Second, the Commission puts forward the novel principle of a ‘prudent market operator’. This principle, strangely enough, does not purport to assess the State’s behaviour and whether it was in line with what an economic operator would have done. Rather it requires the beneficiary subject to a ruling on transfer pricing to only accept terms which a ‘prudent economy operator’ would have accepted in view of EU State Aid rules. While this author acknowledges the attractiveness, in principle, of an objective criterion to assess the existence of an economic advantage, this proposed test was rife with problems and moreover inconsistent with the OECD Model Tax Convention. As predicted, the prudent economy operator test was dropped in the final decisions of Starbucks and Fiat, and it can be reasonably expected that this will happen with the Apple and Amazon final decisions.

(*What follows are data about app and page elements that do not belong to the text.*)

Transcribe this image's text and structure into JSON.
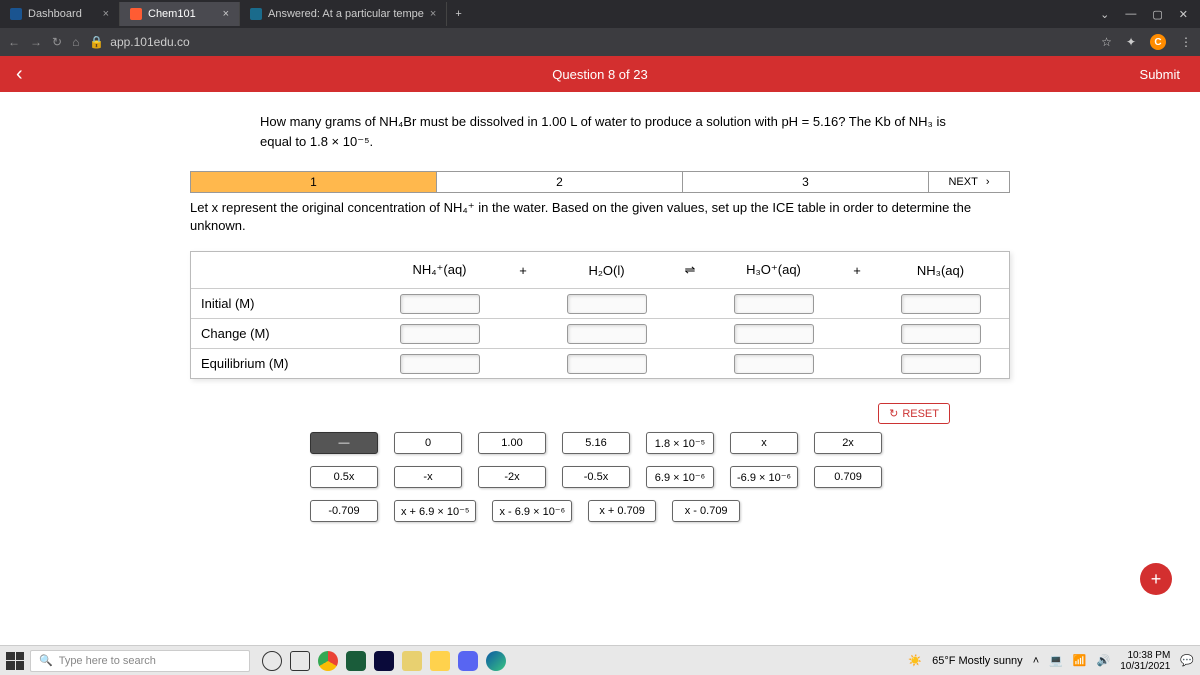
{
  "browser": {
    "tabs": [
      {
        "label": "Dashboard"
      },
      {
        "label": "Chem101"
      },
      {
        "label": "Answered: At a particular tempe"
      }
    ],
    "url": "app.101edu.co",
    "win": {
      "min": "—",
      "max": "▢",
      "close": "✕"
    }
  },
  "qbar": {
    "back": "‹",
    "title": "Question 8 of 23",
    "submit": "Submit"
  },
  "question": "How many grams of NH₄Br must be dissolved in 1.00 L of water to produce a solution with pH = 5.16? The Kb of NH₃ is equal to 1.8 × 10⁻⁵.",
  "steps": {
    "s1": "1",
    "s2": "2",
    "s3": "3",
    "next": "NEXT",
    "arrow": "›"
  },
  "hint": "Let x represent the original concentration of NH₄⁺ in the water. Based on the given values, set up the ICE table in order to determine the unknown.",
  "ice": {
    "species": [
      "NH₄⁺(aq)",
      "+",
      "H₂O(l)",
      "⇌",
      "H₃O⁺(aq)",
      "+",
      "NH₃(aq)"
    ],
    "rows": [
      "Initial (M)",
      "Change (M)",
      "Equilibrium (M)"
    ]
  },
  "reset": "RESET",
  "chips": [
    "—",
    "0",
    "1.00",
    "5.16",
    "1.8 × 10⁻⁵",
    "x",
    "2x",
    "0.5x",
    "-x",
    "-2x",
    "-0.5x",
    "6.9 × 10⁻⁶",
    "-6.9 × 10⁻⁶",
    "0.709",
    "-0.709",
    "x + 6.9 × 10⁻⁵",
    "x - 6.9 × 10⁻⁶",
    "x + 0.709",
    "x - 0.709"
  ],
  "fab": "+",
  "taskbar": {
    "search_placeholder": "Type here to search",
    "weather": "65°F Mostly sunny",
    "time": "10:38 PM",
    "date": "10/31/2021"
  }
}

Third, my article uncovers the origin of the Arm’s Length Principle (‘ALP’) applied by the Commission to assess the existence of an economic advantage, that is, the OECD Model Tax Convention and the accompanying OECD Guidelines. It is argued that a degree of divergence can be observed between the interpretation of that principle by the OECD and the way in which the Commission applied it over the years. Arguably, the Commission’s interpretation and application of the ALP in the 2001 investigations was superficial and manifested an air of exploration by the Commission. In fact, the Court of Justice in Forum 187 did not even mention the principle by its name. In the recent opening decisions (and this is also clearly evident in the published final decisions), the Commission has embarked on an aggressive application of this principle as if it were an exact science which produces a precise result on which economic advantage can be determined. In its opening decision in the Apple case, for instance, the Commission substantiated the existence of both an economic advantage and selectivity on the alleged violation of the ALP. In the recent Press Release (30 August 2016), regarding the recovery of the aid allegedly granted by Ireland, the Commission reaffirmed that the method used for the allocation of profits between the so-called ‘head office’ and the Irish subsidiaries of Apple ‘has no factual or economic justification’. This departure from the ALP, constitutes the essence of the undue advantage which was allegedly granted to Apple. It will be interesting to read the much anticipated non-confidential version of the decision. In any case, the notion of the ALP articulated by the Commission is questionable: firstly, the OECD Guidelines acknowledge that either of five techniques may be used to assess whether the principle has been observed; secondly, while acknowledging that the choice of the methodology depends on a number of circumstances, the same Guidelines also note that each method will not generate a precise result, but likely an approximate range. More crucially, the Commission has imposed the ALP, as interpreted by it, on all Member States. However, in the absence of harmonisation on transfer pricing assessment in the EU, no such principle can exist. Hence any assessment must be based on national rules.

It is submitted that the Commission has taken a number of shortcuts (sometimes against its past practice and general principles of EU law) in an effort to develop the law and to expand its remit. This is conceptually and normatively problematic, but it seems that the Commission will maintain this approach, unless the CJEU says otherwise.

Liza Lovdahl Gormsen is Director of the Competition Law Forum & Senior Research Fellow in Competition Law at the British Institute of International and Comparative Law.